"We believe his experience and accomplishments make him the ideal person to take the helm of the Times Company as we focus on growing our businesses through digital and global expansion," spokesman Robert Christie said in an emailed statement.
Thompson said he did not know about the nature of the investigation by the BBC's flagship Newsnight program into Savile, one of the broadcaster's best known stars for decades, and had had no involvement in the decision to axe the report.
He said he had had a "chance meeting" with a journalist who mentioned the Newsnight investigation into Savile, but said he had not been told any of the details or the scale of the problem.
"I do not believe there is anything that I've done in relation to this matter which should in any way impinge on my abilities to fully discharge the responsibilities I'll have at the New York Times," he said.
Thompson said he had approached his new employers to explain his role at the BBC and why he had not dealt with such an issue, despite being the director general and editor in chief of the world-renowned organization.
Under the structure of the corporation, such editorial matters would be dealt with by the BBC News division and would not normally reach the corporate level, he explained.
The BBC is a sprawling organization with 22,000 employees working at its eight national TV channels, 50 radio stations and an extensive website.
During the years when Savile and Thompson's careers overlapped, Thompson was in the news and current affairs area of the company rather than in its entertainment arm where Savile worked until retiring in 1994.
"Not knowing what they (Newsnight) had, it's very hard to judge whether it should have been referred (to me) or not," he said.
Thompson said he had not yet met with the board of the New York Times but would be happy to do so if they had further questions. A spokesman for Thompson said the stance taken by Sullivan was purely editorial and added that he supported completely the paper's need to cover the story.

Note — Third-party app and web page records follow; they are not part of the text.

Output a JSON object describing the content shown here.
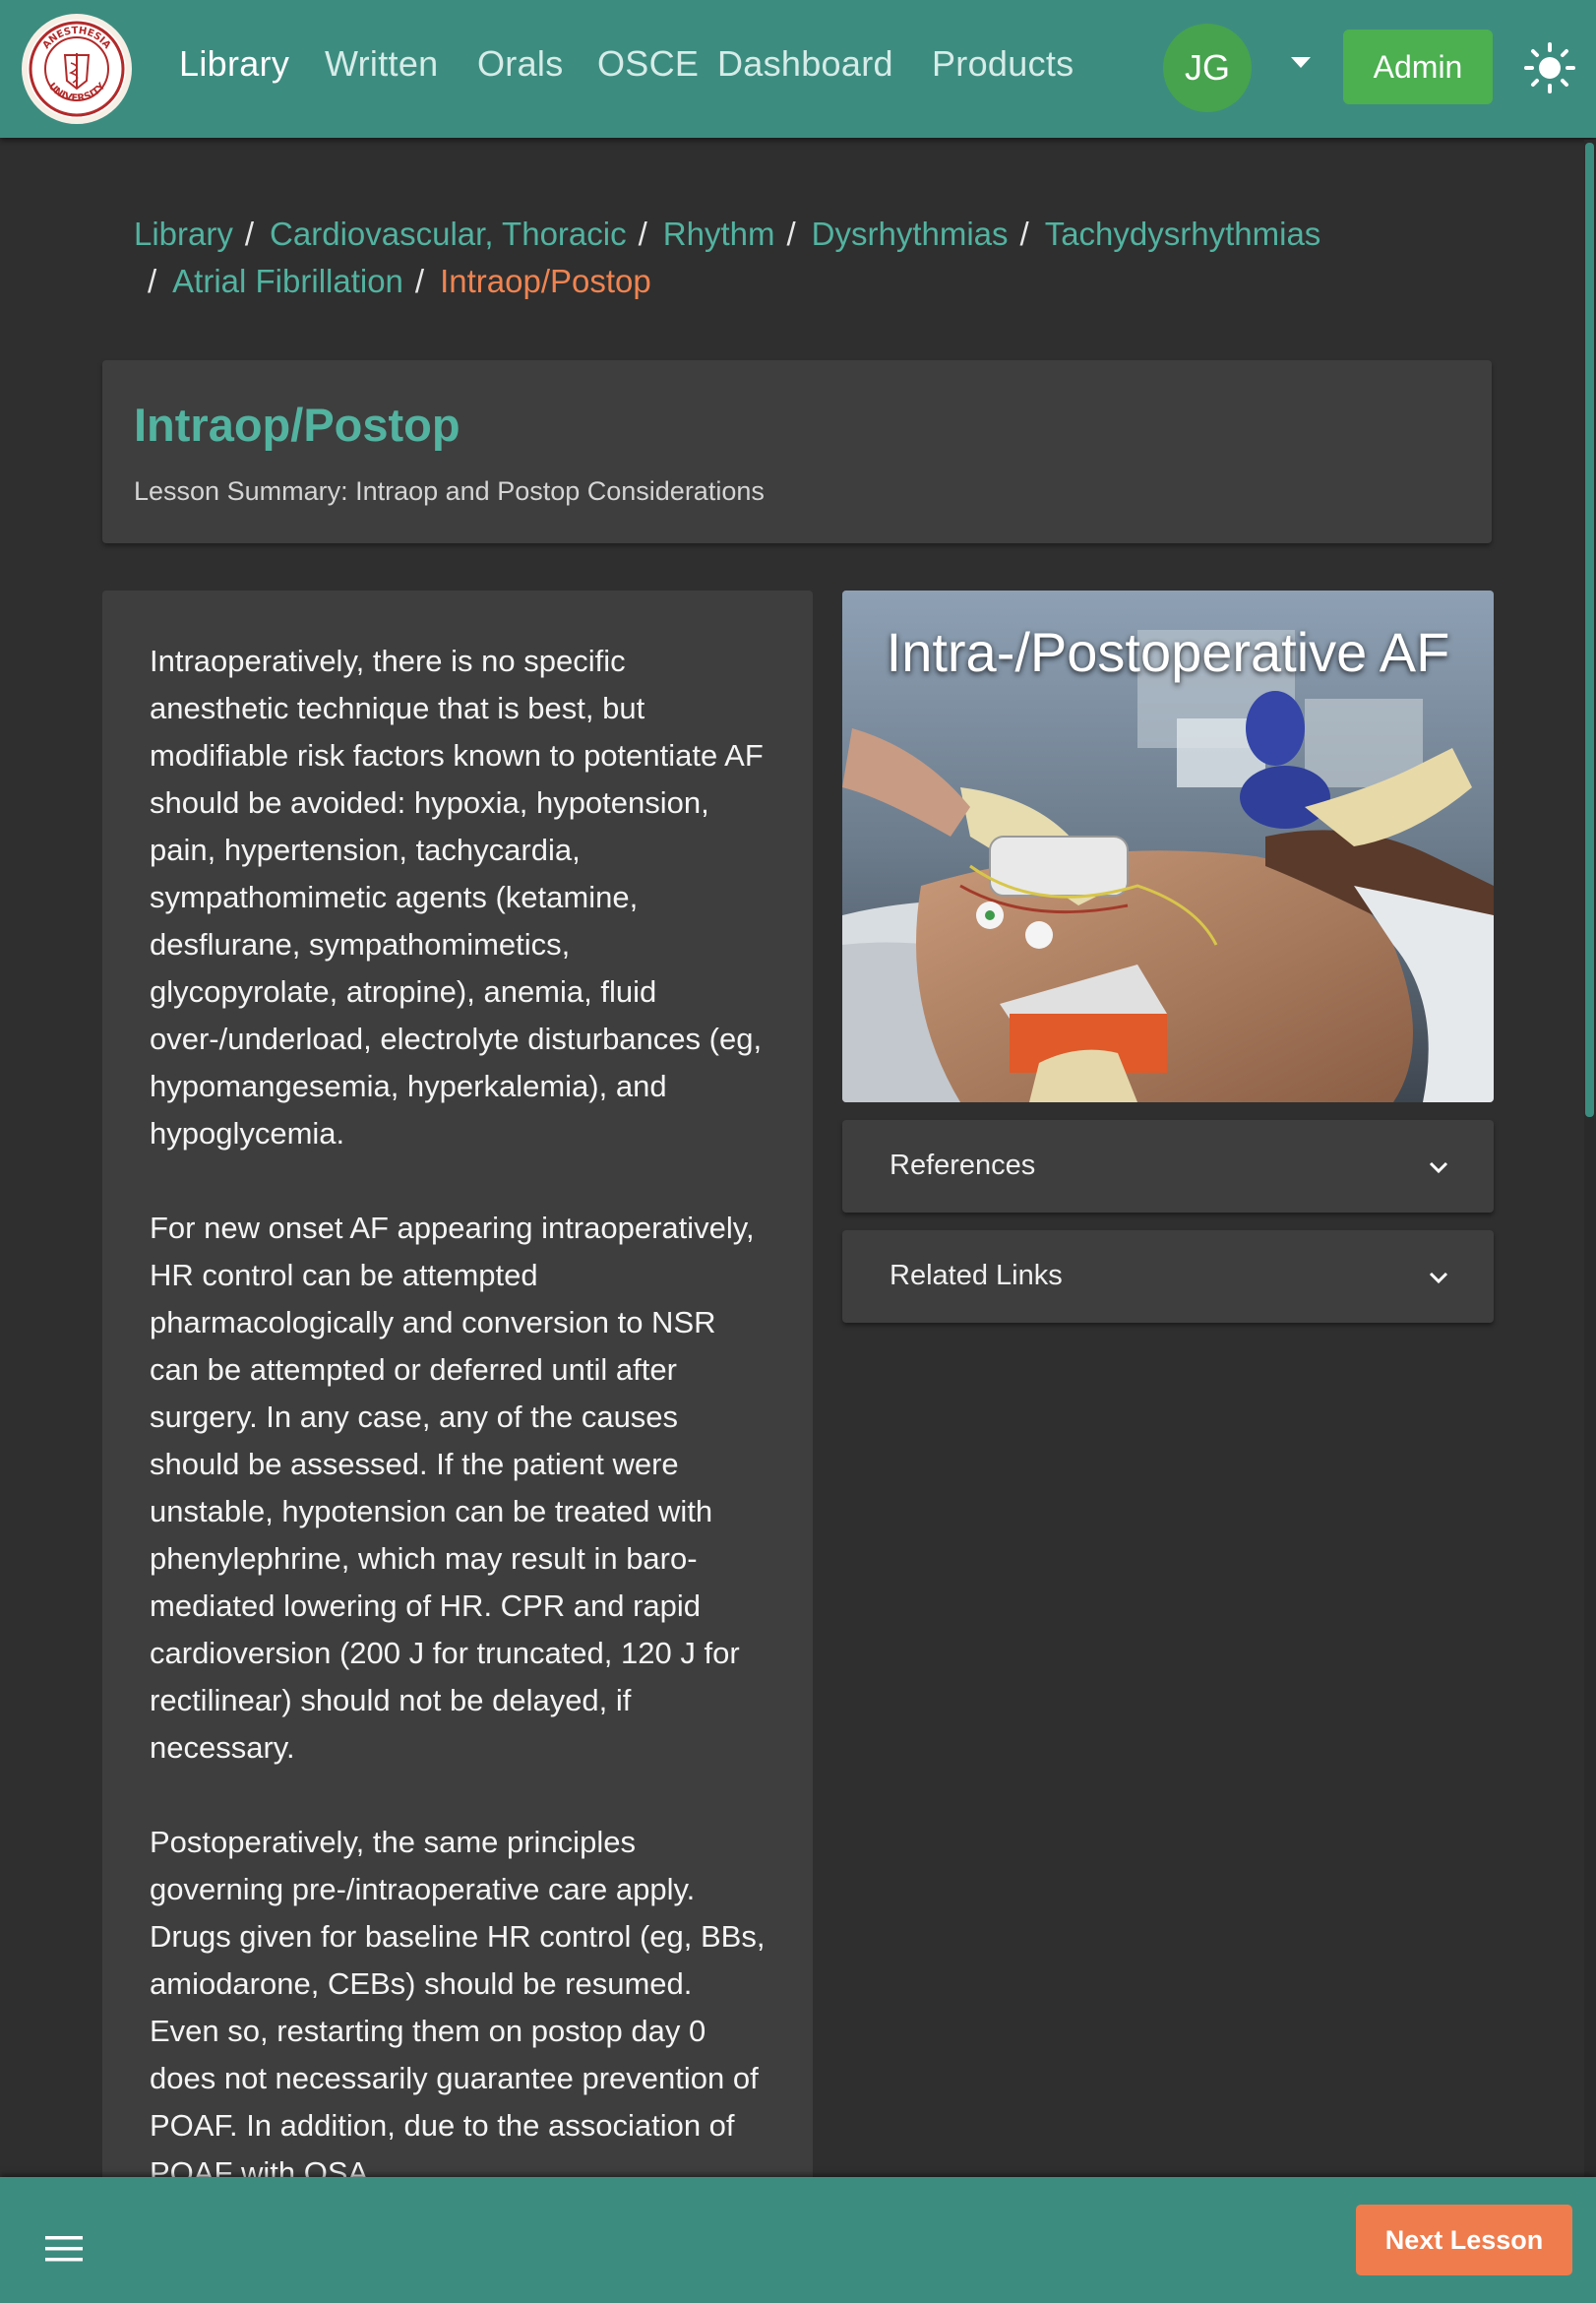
{
  "nav": {
    "logo_text": "ANESTHESIA UNIVERSITY",
    "links": [
      "Library",
      "Written",
      "Orals",
      "OSCE",
      "Dashboard",
      "Products"
    ],
    "active_link": "Library",
    "avatar_initials": "JG",
    "admin_label": "Admin",
    "theme_icon": "sun-icon",
    "colors": {
      "brand": "#3d8c80",
      "avatar": "#47a34d",
      "admin": "#4caf50"
    }
  },
  "breadcrumb": {
    "items": [
      "Library",
      "Cardiovascular, Thoracic",
      "Rhythm",
      "Dysrhythmias",
      "Tachydysrhythmias",
      "Atrial Fibrillation"
    ],
    "current": "Intraop/Postop",
    "separator": "/"
  },
  "lesson": {
    "title": "Intraop/Postop",
    "summary": "Lesson Summary: Intraop and Postop Considerations",
    "paragraphs": [
      "Intraoperatively, there is no specific anesthetic technique that is best, but modifiable risk factors known to potentiate AF should be avoided: hypoxia, hypotension, pain, hypertension, tachycardia, sympathomimetic agents (ketamine, desflurane, sympathomimetics, glycopyrolate, atropine), anemia, fluid over-/underload, electrolyte disturbances (eg, hypomangesemia, hyperkalemia), and hypoglycemia.",
      "For new onset AF appearing intraoperatively, HR control can be attempted pharmacologically and conversion to NSR can be attempted or deferred until after surgery. In any case, any of the causes should be assessed. If the patient were unstable, hypotension can be treated with phenylephrine, which may result in baro-mediated lowering of HR. CPR and rapid cardioversion (200 J for truncated, 120 J for rectilinear) should not be delayed, if necessary.",
      "Postoperatively, the same principles governing pre-/intraoperative care apply. Drugs given for baseline HR control (eg, BBs, amiodarone, CEBs) should be resumed. Even so, restarting them on postop day 0 does not necessarily guarantee prevention of POAF. In addition, due to the association of POAF with OSA"
    ],
    "image_caption": "Intra-/Postoperative AF"
  },
  "accordions": [
    {
      "label": "References",
      "icon": "chevron-down-icon"
    },
    {
      "label": "Related Links",
      "icon": "chevron-down-icon"
    }
  ],
  "footer": {
    "menu_icon": "hamburger-menu-icon",
    "next_label": "Next Lesson",
    "next_color": "#ef7c4d"
  }
}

"I've had many many conversations with my new employers in recent weeks and the moment this became an issue I absolutely wanted to talk to them, so they would understand my perspective on what has happened," Thompson said.
"The BBC is a very, very big organization. I don't know how many investigations it does, it's hundreds or possibly thousands every year. I was director general of the BBC and I cannot recall a single Newsnight item ever being referred to me, in 8 years."

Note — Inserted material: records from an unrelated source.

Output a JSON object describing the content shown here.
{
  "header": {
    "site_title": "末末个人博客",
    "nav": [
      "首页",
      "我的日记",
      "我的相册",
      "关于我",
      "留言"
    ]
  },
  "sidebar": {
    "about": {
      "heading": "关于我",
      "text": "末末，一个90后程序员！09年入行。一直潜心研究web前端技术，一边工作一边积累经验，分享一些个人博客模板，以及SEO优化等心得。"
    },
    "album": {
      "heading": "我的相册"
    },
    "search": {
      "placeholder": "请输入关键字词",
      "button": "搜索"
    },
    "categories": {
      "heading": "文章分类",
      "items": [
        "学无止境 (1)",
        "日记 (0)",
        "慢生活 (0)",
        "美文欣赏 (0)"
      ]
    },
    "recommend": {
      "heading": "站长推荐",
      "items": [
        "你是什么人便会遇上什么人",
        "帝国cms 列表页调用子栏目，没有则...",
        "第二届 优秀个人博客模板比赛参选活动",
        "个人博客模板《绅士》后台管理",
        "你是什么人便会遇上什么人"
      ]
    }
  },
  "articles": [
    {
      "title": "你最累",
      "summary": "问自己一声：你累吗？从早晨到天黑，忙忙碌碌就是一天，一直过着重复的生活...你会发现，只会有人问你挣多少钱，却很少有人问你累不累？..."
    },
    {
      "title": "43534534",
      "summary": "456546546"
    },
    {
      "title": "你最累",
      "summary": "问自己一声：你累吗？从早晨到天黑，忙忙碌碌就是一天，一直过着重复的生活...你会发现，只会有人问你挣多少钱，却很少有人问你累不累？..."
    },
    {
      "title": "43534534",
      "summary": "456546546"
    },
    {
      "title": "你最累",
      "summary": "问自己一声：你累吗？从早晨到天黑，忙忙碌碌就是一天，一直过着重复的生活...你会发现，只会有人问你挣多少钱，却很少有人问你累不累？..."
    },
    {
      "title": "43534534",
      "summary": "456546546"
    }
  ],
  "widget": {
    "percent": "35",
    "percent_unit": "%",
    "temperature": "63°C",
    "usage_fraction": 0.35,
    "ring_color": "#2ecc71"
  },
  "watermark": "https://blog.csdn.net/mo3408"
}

The scandal, which erupted this month when a rival broadcaster ITV showed its own investigation, has thrown the corporation into disarray and sparked questions over the handling of the crisis by Thompson and his successor George Entwistle.
The BBC is now facing parliamentary and police investigations into whether Savile, an eccentric host of the BBC's legendary "Top of the Pops" music show who died last year at the age of 84, abused women and girls over six decades.
"The Jimmy Savile affair is a horrible and distressing business," Thompson said. "The cruelty and the suffering of the victims, we can only imagine."
In reference to his brief conversation with a journalist over the Newsnight program, he added: "I think I may have understood that we were talking about allegations of a sexual nature, although I'm not even sure about that.
"But I certainly wasn't aware that it was going to include very grave allegations about pedophilia or rape or that it would involve actions which had taken place on BBC premises.
"Had that been made clear to me at that point I would certainly of wanted to know more and in particular about the decision making of whether to proceed with the program."
Editing by Maria Golovnina